But he destroyed his reckless people and was himself destroyed. Poseidon made love with her and fathered a child, great-hearted Nausithoos, who ruled among the Phaeacians. How Eurymedon destroyed himself and his people is not told, but the answer is implied in their designation as overbearing giants. For giants in Greek myth notoriously fought against the Olympian gods and were destroyed by them. We are doubtless meant to understand that Eurymedon and his people likewise rivaled the gods and were destroyed by them.

As we are explicitly told in the first passage of the catalogue of heroines in Odyssey 11, the god Poseidon made love to Tyro, the mother of Neleus, just as he did to Periboia, the mother of Nausithoos.
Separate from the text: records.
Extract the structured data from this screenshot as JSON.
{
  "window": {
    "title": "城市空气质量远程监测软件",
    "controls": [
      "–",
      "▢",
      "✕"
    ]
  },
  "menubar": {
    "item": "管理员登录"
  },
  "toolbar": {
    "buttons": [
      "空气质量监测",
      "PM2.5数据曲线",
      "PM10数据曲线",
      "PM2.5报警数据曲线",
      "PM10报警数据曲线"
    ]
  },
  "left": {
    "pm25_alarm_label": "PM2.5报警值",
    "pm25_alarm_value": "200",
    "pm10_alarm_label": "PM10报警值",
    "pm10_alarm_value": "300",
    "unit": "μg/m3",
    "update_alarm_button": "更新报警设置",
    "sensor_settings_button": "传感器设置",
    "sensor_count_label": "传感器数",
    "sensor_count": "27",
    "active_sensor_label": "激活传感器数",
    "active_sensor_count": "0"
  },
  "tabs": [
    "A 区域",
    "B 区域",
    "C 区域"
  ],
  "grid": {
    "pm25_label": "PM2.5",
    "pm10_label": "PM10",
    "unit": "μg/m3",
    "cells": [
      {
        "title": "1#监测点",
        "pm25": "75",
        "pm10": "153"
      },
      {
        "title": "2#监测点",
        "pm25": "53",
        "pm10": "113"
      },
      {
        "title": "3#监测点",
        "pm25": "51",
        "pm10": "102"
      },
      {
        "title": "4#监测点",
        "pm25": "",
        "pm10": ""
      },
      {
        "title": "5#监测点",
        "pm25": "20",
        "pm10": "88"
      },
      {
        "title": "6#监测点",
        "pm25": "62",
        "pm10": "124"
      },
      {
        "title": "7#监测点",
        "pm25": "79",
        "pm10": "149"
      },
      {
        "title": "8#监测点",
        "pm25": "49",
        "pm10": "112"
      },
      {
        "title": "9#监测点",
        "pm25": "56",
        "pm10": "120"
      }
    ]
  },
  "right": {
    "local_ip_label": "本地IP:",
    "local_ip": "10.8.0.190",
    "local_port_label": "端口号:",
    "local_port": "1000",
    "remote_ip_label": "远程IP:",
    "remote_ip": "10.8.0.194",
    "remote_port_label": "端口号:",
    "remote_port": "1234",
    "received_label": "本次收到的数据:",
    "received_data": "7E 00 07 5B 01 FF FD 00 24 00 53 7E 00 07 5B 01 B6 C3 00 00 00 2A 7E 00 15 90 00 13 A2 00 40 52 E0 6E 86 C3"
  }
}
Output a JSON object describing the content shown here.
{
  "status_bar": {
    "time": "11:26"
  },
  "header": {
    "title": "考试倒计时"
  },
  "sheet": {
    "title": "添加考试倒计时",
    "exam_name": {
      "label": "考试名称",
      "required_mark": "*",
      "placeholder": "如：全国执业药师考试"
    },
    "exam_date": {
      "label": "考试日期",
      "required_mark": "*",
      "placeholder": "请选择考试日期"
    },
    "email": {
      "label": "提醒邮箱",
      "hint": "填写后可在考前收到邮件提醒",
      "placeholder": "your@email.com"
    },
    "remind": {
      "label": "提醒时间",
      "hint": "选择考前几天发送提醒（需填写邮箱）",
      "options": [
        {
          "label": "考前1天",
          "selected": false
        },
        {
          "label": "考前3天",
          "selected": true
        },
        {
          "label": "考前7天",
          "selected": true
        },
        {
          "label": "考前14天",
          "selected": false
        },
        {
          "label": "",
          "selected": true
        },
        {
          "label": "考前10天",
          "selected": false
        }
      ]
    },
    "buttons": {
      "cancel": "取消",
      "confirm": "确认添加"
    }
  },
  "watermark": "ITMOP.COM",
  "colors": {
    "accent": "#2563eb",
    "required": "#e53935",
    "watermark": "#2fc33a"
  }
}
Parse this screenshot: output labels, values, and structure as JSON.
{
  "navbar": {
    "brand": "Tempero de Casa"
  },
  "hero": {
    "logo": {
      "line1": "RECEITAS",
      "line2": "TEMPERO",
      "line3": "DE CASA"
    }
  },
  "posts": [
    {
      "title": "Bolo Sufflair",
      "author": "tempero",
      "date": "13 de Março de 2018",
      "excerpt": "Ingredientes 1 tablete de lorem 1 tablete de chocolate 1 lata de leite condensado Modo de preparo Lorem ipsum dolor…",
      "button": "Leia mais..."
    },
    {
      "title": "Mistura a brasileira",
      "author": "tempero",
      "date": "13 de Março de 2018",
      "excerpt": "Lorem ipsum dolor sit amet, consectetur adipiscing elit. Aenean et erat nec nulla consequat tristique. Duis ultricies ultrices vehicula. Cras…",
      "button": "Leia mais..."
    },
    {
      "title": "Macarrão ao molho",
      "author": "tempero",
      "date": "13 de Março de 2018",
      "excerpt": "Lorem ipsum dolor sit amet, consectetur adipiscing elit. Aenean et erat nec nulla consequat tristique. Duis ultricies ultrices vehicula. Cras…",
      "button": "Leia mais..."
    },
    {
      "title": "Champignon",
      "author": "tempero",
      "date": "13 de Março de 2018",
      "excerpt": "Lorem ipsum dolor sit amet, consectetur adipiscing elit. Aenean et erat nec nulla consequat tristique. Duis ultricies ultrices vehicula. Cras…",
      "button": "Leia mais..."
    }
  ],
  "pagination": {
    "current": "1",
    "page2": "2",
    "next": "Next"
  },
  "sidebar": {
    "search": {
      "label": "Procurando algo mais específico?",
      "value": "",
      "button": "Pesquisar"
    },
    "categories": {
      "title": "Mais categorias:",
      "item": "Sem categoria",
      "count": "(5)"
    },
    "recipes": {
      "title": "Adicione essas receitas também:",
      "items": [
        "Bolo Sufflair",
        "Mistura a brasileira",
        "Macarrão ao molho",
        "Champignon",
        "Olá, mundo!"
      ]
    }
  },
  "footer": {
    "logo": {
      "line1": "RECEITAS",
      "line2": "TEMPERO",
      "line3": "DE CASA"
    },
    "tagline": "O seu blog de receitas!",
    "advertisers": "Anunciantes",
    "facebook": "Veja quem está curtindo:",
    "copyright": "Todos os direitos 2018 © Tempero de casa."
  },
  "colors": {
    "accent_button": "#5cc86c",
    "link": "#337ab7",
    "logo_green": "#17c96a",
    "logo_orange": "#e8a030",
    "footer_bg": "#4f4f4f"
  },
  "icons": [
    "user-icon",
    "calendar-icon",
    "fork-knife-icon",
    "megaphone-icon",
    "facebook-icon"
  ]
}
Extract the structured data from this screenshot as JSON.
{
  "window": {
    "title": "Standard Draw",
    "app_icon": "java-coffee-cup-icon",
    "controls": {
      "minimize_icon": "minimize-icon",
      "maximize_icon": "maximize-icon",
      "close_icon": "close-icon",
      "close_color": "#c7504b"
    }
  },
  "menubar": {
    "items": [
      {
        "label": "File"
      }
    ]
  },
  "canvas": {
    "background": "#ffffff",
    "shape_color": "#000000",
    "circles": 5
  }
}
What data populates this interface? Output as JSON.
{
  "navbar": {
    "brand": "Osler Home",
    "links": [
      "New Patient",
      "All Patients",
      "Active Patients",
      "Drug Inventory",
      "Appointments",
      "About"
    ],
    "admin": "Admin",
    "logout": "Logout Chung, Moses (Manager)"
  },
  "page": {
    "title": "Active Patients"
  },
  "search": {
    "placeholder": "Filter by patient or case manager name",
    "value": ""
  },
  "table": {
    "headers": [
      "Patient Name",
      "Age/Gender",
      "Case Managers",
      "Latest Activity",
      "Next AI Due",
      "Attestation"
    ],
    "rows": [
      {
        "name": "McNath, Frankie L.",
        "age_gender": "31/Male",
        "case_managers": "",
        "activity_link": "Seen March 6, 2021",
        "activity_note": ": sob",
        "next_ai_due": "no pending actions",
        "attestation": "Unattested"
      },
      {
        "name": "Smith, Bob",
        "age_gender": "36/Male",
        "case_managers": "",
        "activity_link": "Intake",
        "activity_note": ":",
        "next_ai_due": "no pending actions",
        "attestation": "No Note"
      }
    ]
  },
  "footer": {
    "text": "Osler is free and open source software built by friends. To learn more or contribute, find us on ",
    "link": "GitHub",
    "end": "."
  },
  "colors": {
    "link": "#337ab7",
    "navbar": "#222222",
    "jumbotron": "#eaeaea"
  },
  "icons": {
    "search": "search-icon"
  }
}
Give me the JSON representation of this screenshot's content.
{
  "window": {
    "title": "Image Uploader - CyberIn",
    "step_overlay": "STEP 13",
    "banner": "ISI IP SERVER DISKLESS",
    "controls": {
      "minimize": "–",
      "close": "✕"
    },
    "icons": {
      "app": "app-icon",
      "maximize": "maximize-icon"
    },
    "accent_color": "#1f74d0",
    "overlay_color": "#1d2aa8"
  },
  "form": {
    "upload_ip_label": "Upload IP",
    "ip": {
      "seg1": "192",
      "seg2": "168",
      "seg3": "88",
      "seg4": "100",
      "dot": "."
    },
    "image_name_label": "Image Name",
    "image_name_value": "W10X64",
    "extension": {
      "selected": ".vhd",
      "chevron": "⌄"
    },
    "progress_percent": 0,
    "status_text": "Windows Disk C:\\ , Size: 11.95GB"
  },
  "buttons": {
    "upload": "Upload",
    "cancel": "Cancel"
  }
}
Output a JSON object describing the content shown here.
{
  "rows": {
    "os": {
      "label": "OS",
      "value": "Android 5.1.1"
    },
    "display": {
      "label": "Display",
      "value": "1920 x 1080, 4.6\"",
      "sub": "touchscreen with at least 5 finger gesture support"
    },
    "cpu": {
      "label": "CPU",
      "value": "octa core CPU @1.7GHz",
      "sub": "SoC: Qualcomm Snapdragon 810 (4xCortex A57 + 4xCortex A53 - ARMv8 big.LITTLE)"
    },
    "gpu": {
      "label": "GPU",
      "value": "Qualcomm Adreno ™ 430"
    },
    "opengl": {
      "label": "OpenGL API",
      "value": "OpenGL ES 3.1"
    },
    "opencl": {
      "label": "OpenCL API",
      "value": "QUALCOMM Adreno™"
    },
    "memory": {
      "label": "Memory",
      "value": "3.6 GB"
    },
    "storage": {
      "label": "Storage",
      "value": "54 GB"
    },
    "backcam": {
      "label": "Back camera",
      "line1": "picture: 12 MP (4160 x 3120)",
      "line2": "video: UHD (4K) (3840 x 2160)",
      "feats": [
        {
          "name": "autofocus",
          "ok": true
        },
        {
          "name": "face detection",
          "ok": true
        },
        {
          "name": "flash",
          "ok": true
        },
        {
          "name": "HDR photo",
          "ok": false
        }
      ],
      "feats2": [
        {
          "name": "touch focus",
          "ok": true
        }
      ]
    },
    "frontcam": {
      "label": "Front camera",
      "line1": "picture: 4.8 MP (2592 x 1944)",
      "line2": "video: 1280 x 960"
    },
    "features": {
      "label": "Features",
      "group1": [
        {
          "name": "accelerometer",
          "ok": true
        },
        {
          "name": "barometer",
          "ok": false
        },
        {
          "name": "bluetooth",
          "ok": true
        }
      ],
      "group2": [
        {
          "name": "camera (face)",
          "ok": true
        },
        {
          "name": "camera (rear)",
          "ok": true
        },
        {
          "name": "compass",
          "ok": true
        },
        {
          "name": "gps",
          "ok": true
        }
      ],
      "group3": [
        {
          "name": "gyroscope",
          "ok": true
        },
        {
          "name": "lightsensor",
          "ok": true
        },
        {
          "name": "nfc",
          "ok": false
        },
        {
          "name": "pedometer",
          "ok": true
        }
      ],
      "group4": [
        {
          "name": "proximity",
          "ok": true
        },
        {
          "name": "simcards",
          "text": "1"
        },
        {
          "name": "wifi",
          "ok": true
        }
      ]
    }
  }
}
The only one of his race who was spared destruction, furthermore, was his daughter Tyro, who mated with Poseidon and gave birth to the city founder Neleus.

Periboia, who gave birth to the city founder Nausithoos, likewise seems to be the sole survivor of her race. To show that like Zeus he wielded thunder and lightning, he dragged bronze cauldrons behind his chariot to imitate thunder and threw torches into the sky to imitate lightning.

We do not have the full text of the Hesiodic treatment of the myth, but a papyrus fragment Hesiod fr. More fully preserved by this fragment is the reaction of Zeus, who destroys the entire people of Salmoneus because of his transgression Hesiod fr. The father of men and gods was offended, and he thundered [harshly] from the starry sky, [] ; he shook the whole earth.

Then we learn about Tyro, who was spared the fate of the rest of her people because she tried to stop her father from committing his act of hubris Hesiod fr.

In the case of the Phaeacian progenitor Eurymedon his hubris has been made explicit so that his correspondence to Salmoneus may be perceived. In the case of Salmoneus we do not need to hear about his crime because it is already well known.

The Odyssey (Books 7-9)

For it is the correspondence between these two that is central to the story of the Odyssey. We have so far dealt only with the first part of the Phaeacian genealogy that Athena tells to Odysseus in Book 7. What she tells him next concerns Alcinous. As we have seen, Odyssey 11 does not call Nestor a twin whose warrior brother Periklymenos died.

These are things that we have had to reconstruct painstakingly, and that we can now say are implied by the structure of the catalogue in Odyssey 11, but that the surface of the text deliberately disguises. In the case of Alcinous, on the other hand, what is implied for Nestor is made explicit: Apollo shot him when he was just a bridegroom, and he left just a single daughter, Arete, whom Alcinous married Odyssey 7. Nausithoos fathered Rhexenor and Alcinous.